Tags: 401(k), annual leave, annuity, cost-of-living adjustment, creditable service, early withdrawal penalty, enrollment, FEHB, high-3, income, IRA, IRS, LIFE INSURANCE, lump sum, Medicare Part A, Medicare Part B, minimum retirement age, Postal Service, sick leave, SOCIAL SECURITY, special retirement supplement, TSP, VERA
March 21st, 2013 | Uncategorized
Q. I’m thinking about applying for a Transportation Security Administration position in Denver. How many years would I need to work to get health benefit coverage at retirement?
Q. My husband worked for a Veterans Affairs medical center for seven years, then left federal employment for eight years. He is 63 and receiving a deferred annuity. He may be returning to federal employment. When he returns, is there a certain amount of time he must be re-employed to be able to retire and carry his health benefits into retirement?
A. If your husband was re-employed, he’d be able to enroll in the FEHB program during the next open season. He would then have to be enrolled for five years to continue that coverage when he once again retired.
March 20th, 2013 | Uncategorized
Q. I am a CSRS-covered employee nearing retirement. My spouse is a nonfederal employee and has been covered under my FEHB family plan for my entire career. I would like to elect a survivor benefit for an amount to cover her future FEHB premiums only. What amount of survivor benefit should I elect to cover her premiums, no more and no less?
A. First, a reminder. By law, you have to elect a full survivor annuity for your spouse unless he or she agrees to a lesser amount or none.
That agreement must be presented to OPM in a signed and notarized declaration of intent.
Assuming that you have such an agreement, it’s up to the two of you to decide how much is enough. You can start by looking at the self-only monthly premium for your current FEHB plan.
March 18th, 2013 | Uncategorized
Q. I am 64 with 9.5 years under FERS, but it was split up after 4.7, then a few years later I returned and now have 4.8 years. Could I retire on an immediate retirement and be able to take my Federal Employees Health Benefits along with me? I know if there was an early-out/buyout offer, I could. I was given a service computation date of Feb. 4, 2004.
A. You could retire on an immediate annuity because you are at least age 62 and have at least five years of service. And you could carry your FEHB coverage into retirement if you were enrolled in the program for the five consecutive years before you retire.
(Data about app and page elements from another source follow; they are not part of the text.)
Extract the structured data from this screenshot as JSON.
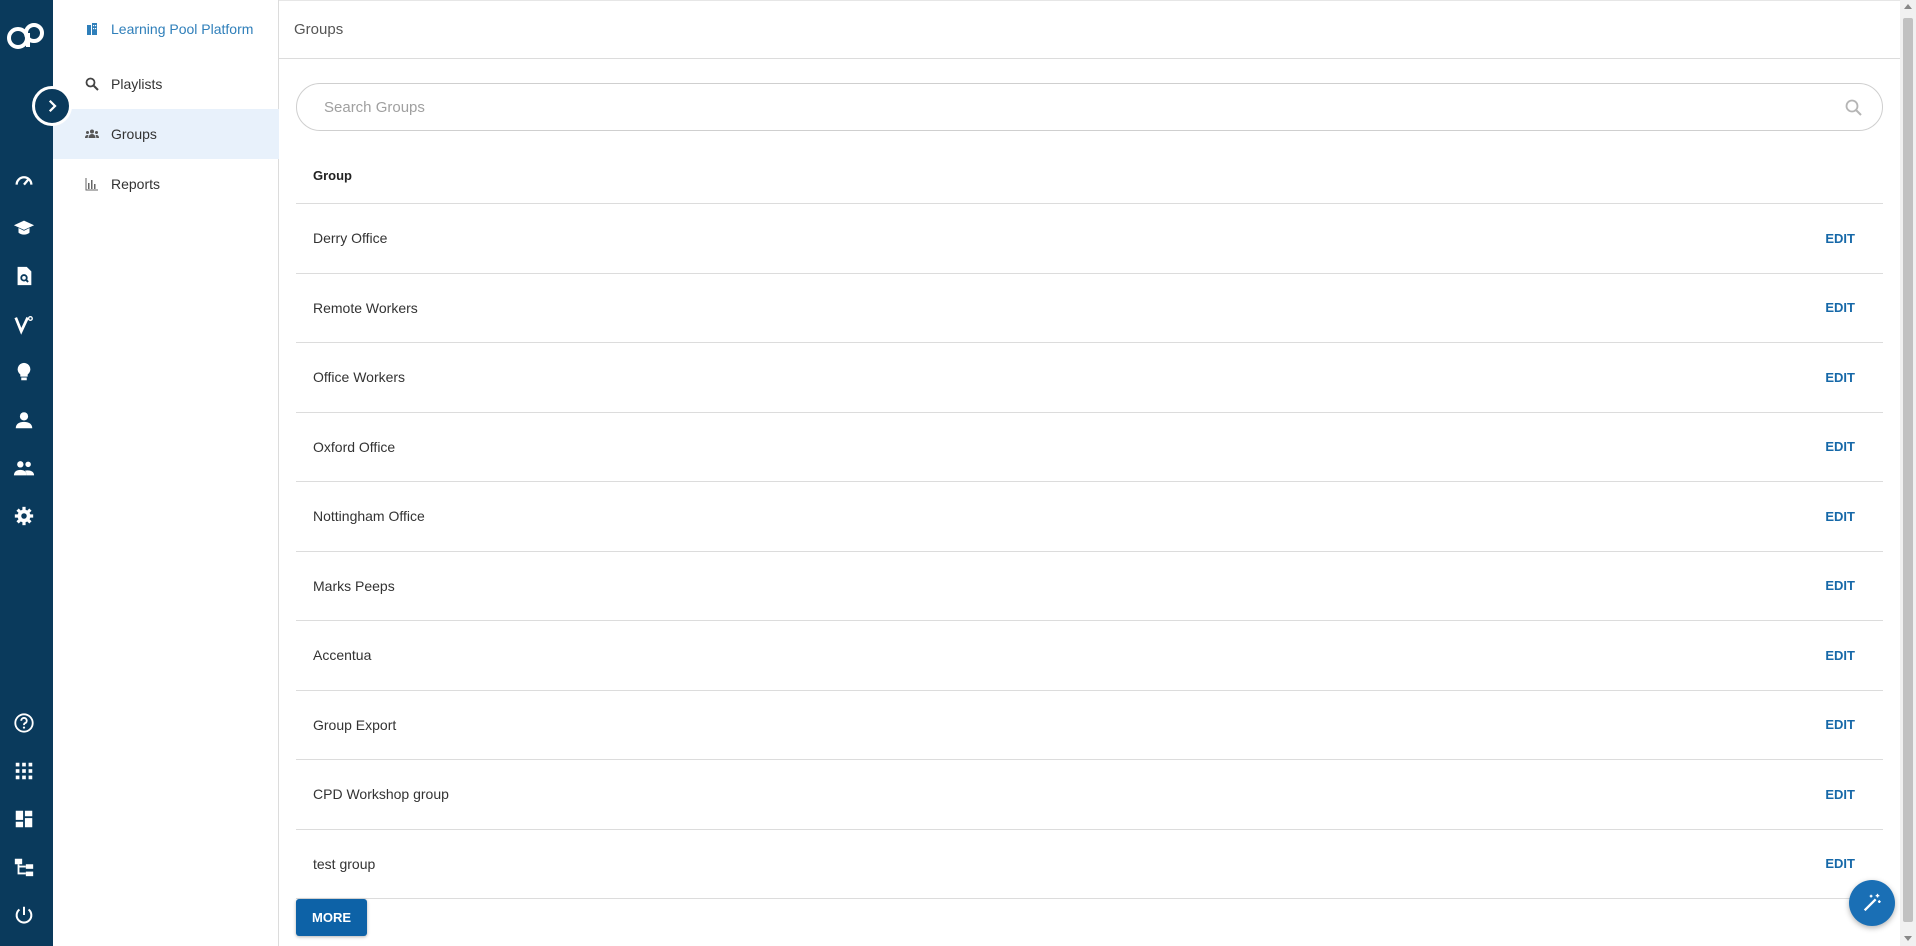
{
  "colors": {
    "rail_bg": "#0a3a5c",
    "accent": "#1668a8",
    "active_nav_bg": "#e8f1fb"
  },
  "rail": {
    "icons": [
      "logo-icon",
      "dashboard-icon",
      "learning-icon",
      "document-search-icon",
      "v-brand-icon",
      "lightbulb-icon",
      "user-icon",
      "people-icon",
      "gear-icon",
      "help-icon",
      "apps-grid-icon",
      "layout-icon",
      "hierarchy-icon",
      "power-icon"
    ]
  },
  "subnav": {
    "platform_label": "Learning Pool Platform",
    "playlists_label": "Playlists",
    "groups_label": "Groups",
    "reports_label": "Reports"
  },
  "header": {
    "title": "Groups"
  },
  "search": {
    "placeholder": "Search Groups"
  },
  "table": {
    "column_header": "Group",
    "action_label": "EDIT",
    "rows": [
      "Derry Office",
      "Remote Workers",
      "Office Workers",
      "Oxford Office",
      "Nottingham Office",
      "Marks Peeps",
      "Accentua",
      "Group Export",
      "CPD Workshop group",
      "test group"
    ]
  },
  "more_label": "MORE"
}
That break in service doesn’t matter if you were enrolled in the program when you left government and immediately re-enrolled when you returned, and the total of those two enrollment periods equals a minimum of five years.